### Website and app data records
* * *

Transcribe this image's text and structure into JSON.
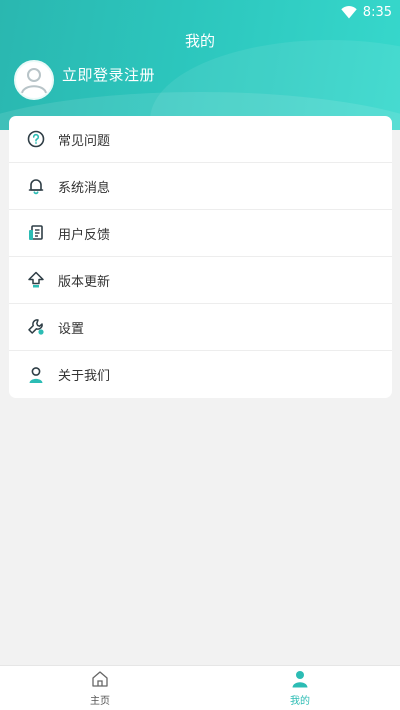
{
  "status_bar": {
    "time": "8:35",
    "wifi_icon": "wifi-icon"
  },
  "header": {
    "title": "我的",
    "login_text": "立即登录注册",
    "avatar_icon": "avatar-icon"
  },
  "menu": {
    "items": [
      {
        "label": "常见问题",
        "icon": "question-circle-icon"
      },
      {
        "label": "系统消息",
        "icon": "bell-icon"
      },
      {
        "label": "用户反馈",
        "icon": "feedback-document-icon"
      },
      {
        "label": "版本更新",
        "icon": "upload-arrow-icon"
      },
      {
        "label": "设置",
        "icon": "wrench-icon"
      },
      {
        "label": "关于我们",
        "icon": "person-icon"
      }
    ]
  },
  "tab_bar": {
    "tabs": [
      {
        "label": "主页",
        "icon": "home-icon",
        "active": false
      },
      {
        "label": "我的",
        "icon": "user-icon",
        "active": true
      }
    ]
  },
  "colors": {
    "accent": "#2cbcb4",
    "header_gradient_start": "#2ab7b0",
    "header_gradient_end": "#37d8cc",
    "icon_dark": "#2f3e46"
  }
}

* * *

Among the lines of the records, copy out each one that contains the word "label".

        "label": "常见问题",
        "label": "系统消息",
        "label": "用户反馈",
        "label": "版本更新",
        "label": "设置",
        "label": "关于我们",
        "label": "主页",
        "label": "我的",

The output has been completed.